Does it make sense to spend four to eight percent more for a Buying a pre-owned vehicle more than a non-certified car or truck? Well, maybe. You’ve seen the ads and listened to the media hype, but you may be a little fuzzy about how exactly the added cost of certification results in real value.
However, there are a few things you have to know and some actions you can take that may help you tiptoe through the decision-making minefield.
How is the documentation issued?
There are two types of certification: is made on the seller level, and the other is underwritten by the used car’s original company.
Some dealers talk about certifying their used cars Buying a pre-owned vehicle by using inspection checklists, and then by sometimes providing short-term 30-to-90-day limited warranties. Such qualification provides some reassurance that, for example, when a wheel falls off a dealer-certified vehicle two blocks from the dealership, the dealer will correct it for free.
Who is the prospective CPO buyer?
A couple of two types of purchasers who might consider CPO: those searching for a new vehicle and those searching for a used vehicle. Yes, that’s just about everybody. By opting for a CPO, new-car shoppers can often buy more car than they can afford new, yet receive lots of the same incentives. Used-car customers, by Buying a pre-owned vehicle, can wind up with added guarantee protections and other benefits usually reserved for new-car owners.
How do CPO deals differ by manufacturer?
Virtually every size carmaker has a Buying a pre-owned vehicle program of some kind, however the details vary wildly from supplier to manufacturer. You can see the list of manufacturers offering CPO and compare the details of their programs here.
Every manufacturer’s CPO program has maximum time and mileage requirements and a limited warranty. Many also provide special funding rates, a vehicle history statement from Carfax or AutoCheck and 24-hour roadside assistance. Some also provide a degree of reimbursement for out-of-town auto repairs and trip interruption bills. Read more.
Why not just buy an extended-warranty that costs less than CPO?
You might be in a position to buy an extended warranty on a used car-particularly later models-that costs less than the premium documentation adds to the used-car price. Cost, though, isn’t really the only difference between the two approaches.
A CPO warranty serves just like the warranty that was included with the automobile when new. The dealer’s service division performs the warranty work and charges the manufacturer, therefore you drive the car home. When Buying a pre-owned vehicle the warranties require a small deductible, exactly like most medical care insurance, but this is the limit of your out-of-pocket price for warrantee work.
Are you prepared to do the work?
All CPO really means is that you are heading to pay a little more for a car or truck. The maker asserts is above average and backs up that assertion with a guarantee. That in no way lets you from the hook.
You nevertheless still need to select the automobile that best suits your wallet as well as your needs. Most traders break out their Buying a pre-owned vehicle inventory on the Web sites. You are able to compare the price tag on the CPO vehicle with the common price that model brings in your area. This provides a general idea of the excess cost CPO offers.

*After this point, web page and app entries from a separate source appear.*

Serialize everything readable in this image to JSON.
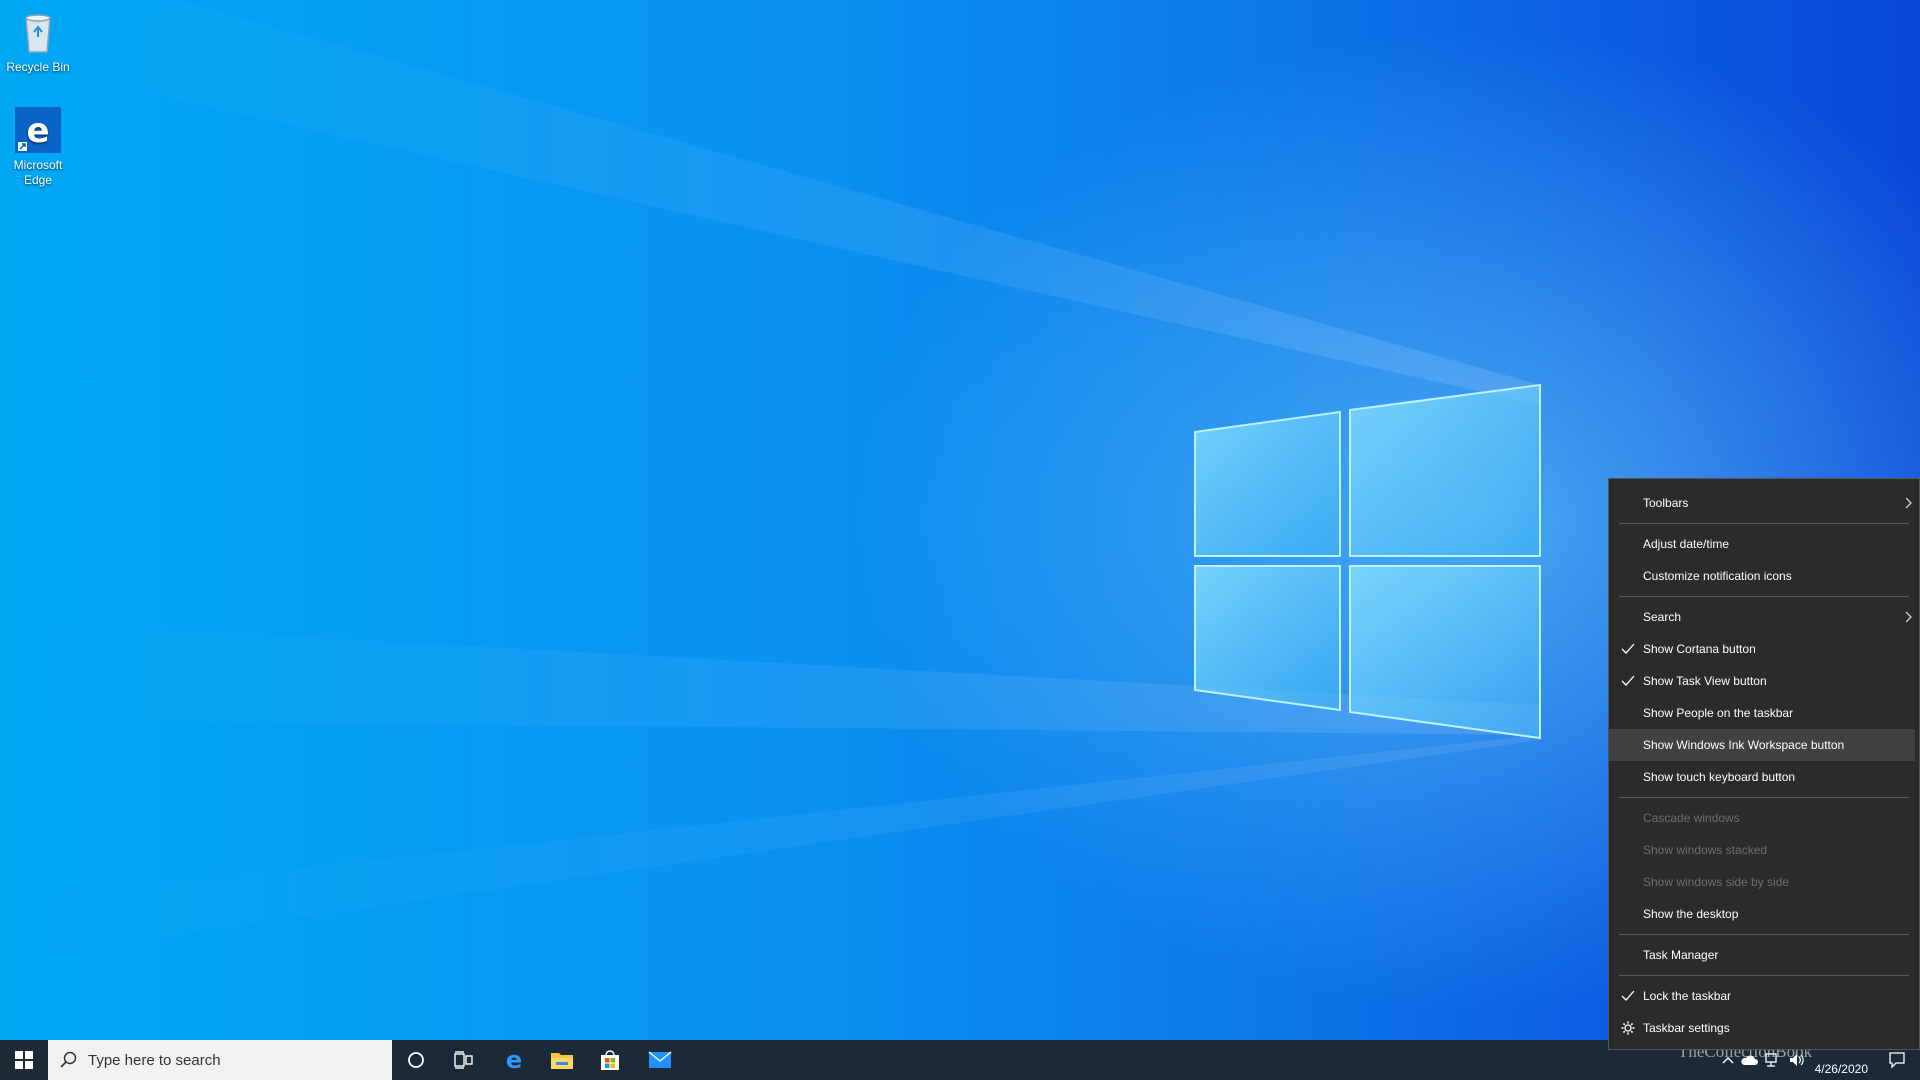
{
  "desktop": {
    "icons": [
      {
        "label": "Recycle Bin",
        "icon": "recycle-bin-icon"
      },
      {
        "label": "Microsoft Edge",
        "icon": "edge-icon"
      }
    ]
  },
  "taskbar": {
    "search_placeholder": "Type here to search",
    "pinned": [
      "cortana-icon",
      "task-view-icon",
      "edge-icon",
      "file-explorer-icon",
      "store-icon",
      "mail-icon"
    ],
    "date": "4/26/2020"
  },
  "watermark": "TheCollectionBook",
  "context_menu": {
    "items": [
      {
        "label": "Toolbars",
        "submenu": true
      },
      {
        "separator": true
      },
      {
        "label": "Adjust date/time"
      },
      {
        "label": "Customize notification icons"
      },
      {
        "separator": true
      },
      {
        "label": "Search",
        "submenu": true
      },
      {
        "label": "Show Cortana button",
        "checked": true
      },
      {
        "label": "Show Task View button",
        "checked": true
      },
      {
        "label": "Show People on the taskbar"
      },
      {
        "label": "Show Windows Ink Workspace button",
        "hover": true
      },
      {
        "label": "Show touch keyboard button"
      },
      {
        "separator": true
      },
      {
        "label": "Cascade windows",
        "disabled": true
      },
      {
        "label": "Show windows stacked",
        "disabled": true
      },
      {
        "label": "Show windows side by side",
        "disabled": true
      },
      {
        "label": "Show the desktop"
      },
      {
        "separator": true
      },
      {
        "label": "Task Manager"
      },
      {
        "separator": true
      },
      {
        "label": "Lock the taskbar",
        "checked": true
      },
      {
        "label": "Taskbar settings",
        "icon": "gear-icon"
      }
    ]
  },
  "colors": {
    "accent": "#0078d7",
    "menu_bg": "#2b2b2b",
    "taskbar_bg": "#1c2a38"
  }
}
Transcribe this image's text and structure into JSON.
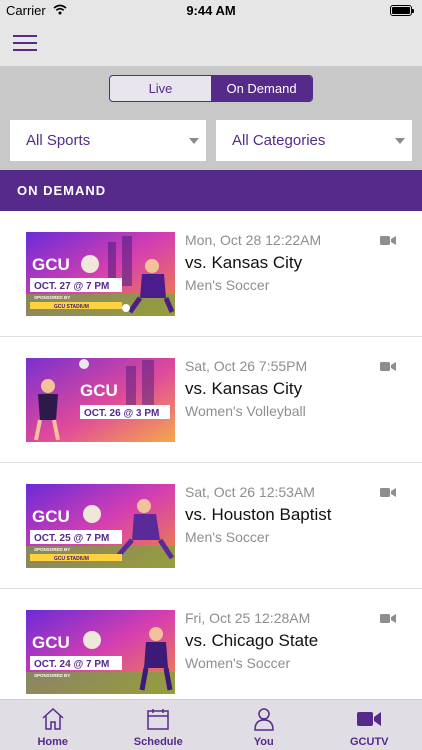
{
  "status_bar": {
    "carrier": "Carrier",
    "time": "9:44 AM"
  },
  "segmented": {
    "live": "Live",
    "on_demand": "On Demand",
    "selected": "On Demand"
  },
  "filters": {
    "sports": "All Sports",
    "categories": "All Categories"
  },
  "section_title": "ON DEMAND",
  "thumbnail_graphics": [
    {
      "brand": "GCU",
      "date": "OCT. 27 @ 7 PM",
      "sponsor": "SPONSORED BY",
      "venue": "GCU STADIUM"
    },
    {
      "brand": "GCU",
      "date": "OCT. 26 @ 3 PM"
    },
    {
      "brand": "GCU",
      "date": "OCT. 25 @ 7 PM",
      "sponsor": "SPONSORED BY",
      "venue": "GCU STADIUM"
    },
    {
      "brand": "GCU",
      "date": "OCT. 24 @ 7 PM",
      "sponsor": "SPONSORED BY"
    }
  ],
  "events": [
    {
      "date": "Mon, Oct 28 12:22AM",
      "title": "vs. Kansas City",
      "sport": "Men's Soccer",
      "media_icon": "video-camera-icon"
    },
    {
      "date": "Sat, Oct 26 7:55PM",
      "title": "vs. Kansas City",
      "sport": "Women's Volleyball",
      "media_icon": "video-camera-icon"
    },
    {
      "date": "Sat, Oct 26 12:53AM",
      "title": "vs. Houston Baptist",
      "sport": "Men's Soccer",
      "media_icon": "video-camera-icon"
    },
    {
      "date": "Fri, Oct 25 12:28AM",
      "title": "vs. Chicago State",
      "sport": "Women's Soccer",
      "media_icon": "video-camera-icon"
    }
  ],
  "tabs": [
    {
      "label": "Home",
      "icon": "home-icon"
    },
    {
      "label": "Schedule",
      "icon": "calendar-icon"
    },
    {
      "label": "You",
      "icon": "person-icon"
    },
    {
      "label": "GCUTV",
      "icon": "video-camera-icon",
      "active": true
    }
  ],
  "colors": {
    "brand_purple": "#552a8a",
    "muted_text": "#8e8e8e",
    "thumbnail_gold": "#ffd23f"
  }
}
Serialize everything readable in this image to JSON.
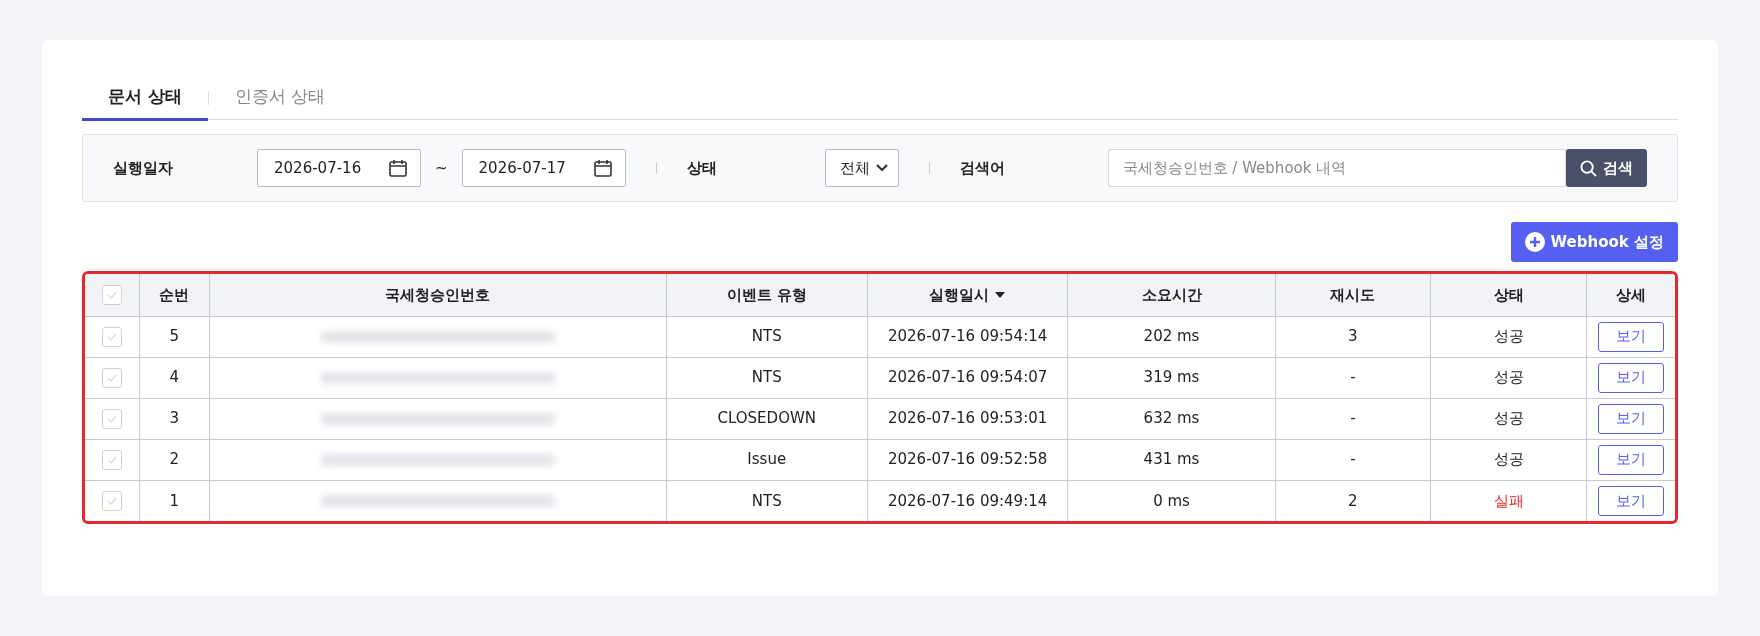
{
  "tabs": [
    {
      "label": "문서 상태",
      "selected": true
    },
    {
      "label": "인증서 상태",
      "selected": false
    }
  ],
  "filters": {
    "date_label": "실행일자",
    "date_from": "2026-07-16",
    "date_sep": "~",
    "date_to": "2026-07-17",
    "status_label": "상태",
    "status_value": "전체",
    "search_label": "검색어",
    "search_placeholder": "국세청승인번호 / Webhook 내역",
    "search_button": "검색"
  },
  "webhook_button": "Webhook 설정",
  "table": {
    "header_checked": false,
    "columns": [
      {
        "label": "순번",
        "sorted_desc": false
      },
      {
        "label": "국세청승인번호",
        "sorted_desc": false
      },
      {
        "label": "이벤트 유형",
        "sorted_desc": false
      },
      {
        "label": "실행일시",
        "sorted_desc": true
      },
      {
        "label": "소요시간",
        "sorted_desc": false
      },
      {
        "label": "재시도",
        "sorted_desc": false
      },
      {
        "label": "상태",
        "sorted_desc": false
      },
      {
        "label": "상세",
        "sorted_desc": false
      }
    ],
    "rows": [
      {
        "checked": false,
        "no": "5",
        "approval_redacted": true,
        "event": "NTS",
        "executed": "2026-07-16 09:54:14",
        "duration": "202 ms",
        "retry": "3",
        "status": "성공",
        "failed": false,
        "detail": "보기"
      },
      {
        "checked": false,
        "no": "4",
        "approval_redacted": true,
        "event": "NTS",
        "executed": "2026-07-16 09:54:07",
        "duration": "319 ms",
        "retry": "-",
        "status": "성공",
        "failed": false,
        "detail": "보기"
      },
      {
        "checked": false,
        "no": "3",
        "approval_redacted": true,
        "event": "CLOSEDOWN",
        "executed": "2026-07-16 09:53:01",
        "duration": "632 ms",
        "retry": "-",
        "status": "성공",
        "failed": false,
        "detail": "보기"
      },
      {
        "checked": false,
        "no": "2",
        "approval_redacted": true,
        "event": "Issue",
        "executed": "2026-07-16 09:52:58",
        "duration": "431 ms",
        "retry": "-",
        "status": "성공",
        "failed": false,
        "detail": "보기"
      },
      {
        "checked": false,
        "no": "1",
        "approval_redacted": true,
        "event": "NTS",
        "executed": "2026-07-16 09:49:14",
        "duration": "0 ms",
        "retry": "2",
        "status": "실패",
        "failed": true,
        "detail": "보기"
      }
    ]
  }
}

You can still need to carefully examine and test drive the automobile before putting your signature on on the dotted brand. More details in site: http://www.SecretCarMarketingTactics.com